The most important resource for Perl programmers is the Comprehensive Perl Archive Network , or simply CPAN . The CPAN is a replicated archive of Perl modules, documentation, scripts, ports, development releases, and just about anything else you can think of that relates to Perl. The CPAN can be found in many major FTP archives. It can also be accessed via the World Wide Web.
There are many other notable Perl resources on-line. The Effective Perl Programming page at www.effectiveperl.com contains documentation, examples, and scripts, as well as errata and other information about this book. Randal's home page, http://www.stonehenge.com/merlyn/, contains links to many articles and source code examples. O'Reilly's www.perl.com page contains a CPAN mirror and links to a large number of other Perl resources. You should also check out the Perl Institute's home page at www.perl.org.

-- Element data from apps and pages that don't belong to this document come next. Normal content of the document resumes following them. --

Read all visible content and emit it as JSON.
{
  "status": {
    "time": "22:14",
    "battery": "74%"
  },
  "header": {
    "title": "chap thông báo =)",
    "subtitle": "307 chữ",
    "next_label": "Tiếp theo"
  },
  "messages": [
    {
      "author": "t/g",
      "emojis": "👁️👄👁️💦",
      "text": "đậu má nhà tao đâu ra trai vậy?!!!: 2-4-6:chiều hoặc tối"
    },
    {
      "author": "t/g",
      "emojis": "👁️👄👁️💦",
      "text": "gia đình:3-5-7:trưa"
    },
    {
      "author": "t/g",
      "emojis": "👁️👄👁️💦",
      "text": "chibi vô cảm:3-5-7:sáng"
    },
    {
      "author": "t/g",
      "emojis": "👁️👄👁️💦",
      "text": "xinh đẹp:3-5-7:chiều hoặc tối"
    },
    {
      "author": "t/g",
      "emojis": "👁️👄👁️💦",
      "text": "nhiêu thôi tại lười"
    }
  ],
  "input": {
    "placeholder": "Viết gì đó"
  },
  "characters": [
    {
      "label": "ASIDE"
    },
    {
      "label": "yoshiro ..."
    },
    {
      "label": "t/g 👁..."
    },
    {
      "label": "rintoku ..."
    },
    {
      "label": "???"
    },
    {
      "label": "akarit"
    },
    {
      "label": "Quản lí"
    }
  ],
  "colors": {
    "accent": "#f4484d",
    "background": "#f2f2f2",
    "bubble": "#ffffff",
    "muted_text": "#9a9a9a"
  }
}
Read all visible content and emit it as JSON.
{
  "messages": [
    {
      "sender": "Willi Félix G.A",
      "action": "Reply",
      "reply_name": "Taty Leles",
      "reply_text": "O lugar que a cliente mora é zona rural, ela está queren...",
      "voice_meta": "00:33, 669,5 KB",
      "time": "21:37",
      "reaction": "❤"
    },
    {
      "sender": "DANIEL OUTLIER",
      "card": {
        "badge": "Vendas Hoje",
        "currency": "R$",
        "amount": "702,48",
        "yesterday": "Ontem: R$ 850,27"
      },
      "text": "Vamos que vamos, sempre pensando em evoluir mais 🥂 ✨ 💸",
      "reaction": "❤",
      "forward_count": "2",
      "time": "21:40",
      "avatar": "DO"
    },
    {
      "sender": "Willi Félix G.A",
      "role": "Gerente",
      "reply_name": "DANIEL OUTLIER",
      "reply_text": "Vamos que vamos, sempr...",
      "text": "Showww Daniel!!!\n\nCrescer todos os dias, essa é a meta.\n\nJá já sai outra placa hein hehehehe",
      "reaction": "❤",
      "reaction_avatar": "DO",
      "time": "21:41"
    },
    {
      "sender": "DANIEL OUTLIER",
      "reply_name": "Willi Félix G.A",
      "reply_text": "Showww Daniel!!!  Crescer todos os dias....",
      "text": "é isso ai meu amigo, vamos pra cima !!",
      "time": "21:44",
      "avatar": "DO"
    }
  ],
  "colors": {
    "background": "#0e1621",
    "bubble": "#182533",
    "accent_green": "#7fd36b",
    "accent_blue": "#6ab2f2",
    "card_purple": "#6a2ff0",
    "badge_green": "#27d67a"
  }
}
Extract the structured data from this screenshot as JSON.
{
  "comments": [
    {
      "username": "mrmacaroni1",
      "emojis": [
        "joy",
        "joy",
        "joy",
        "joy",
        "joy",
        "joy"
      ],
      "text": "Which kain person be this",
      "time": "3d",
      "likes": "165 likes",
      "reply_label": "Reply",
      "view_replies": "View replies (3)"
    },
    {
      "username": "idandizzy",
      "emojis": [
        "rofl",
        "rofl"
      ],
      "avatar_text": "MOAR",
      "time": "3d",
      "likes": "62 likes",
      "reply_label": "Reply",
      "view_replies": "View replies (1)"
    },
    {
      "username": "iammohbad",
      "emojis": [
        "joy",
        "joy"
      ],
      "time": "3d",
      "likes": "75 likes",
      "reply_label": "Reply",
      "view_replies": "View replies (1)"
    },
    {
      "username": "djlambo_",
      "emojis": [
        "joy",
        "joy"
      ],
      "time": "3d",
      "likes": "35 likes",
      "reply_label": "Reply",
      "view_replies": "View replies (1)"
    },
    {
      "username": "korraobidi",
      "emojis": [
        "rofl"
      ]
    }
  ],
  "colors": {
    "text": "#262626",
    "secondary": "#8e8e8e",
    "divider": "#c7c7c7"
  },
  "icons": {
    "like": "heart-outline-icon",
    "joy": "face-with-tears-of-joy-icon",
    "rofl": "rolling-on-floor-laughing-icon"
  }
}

There are many books written about Perl, many of them concentrating on Perl's use as a CGI scripting language for the World Wide Web. Quality varies; however, the official language reference, Programming Perl , by Larry Wall, Tom Christiansen, and Randal Schwartz, is solid. Randal's Learning Perl is an excellent introduction to the language and has served well as a backbone for our classes. Jeffrey Friedl's Mastering Regular Expressions is a must-read for anyone with a serious interest in regular expressions, in Perl or otherwise .
Perl training is available from a variety of sources, including Randal's Stonehenge Consulting Services, on-line at www.perltraining.com.
Answers for your Perl questions can be found by posting questions to the appropriate Perl group on USENETgenerally comp.lang.perl.misc . Bug reports can be submitted with the perlbug program (part of the standard Perl installation). Technical questions concerning porting or design can be addressed to the Perl 5 Porters List.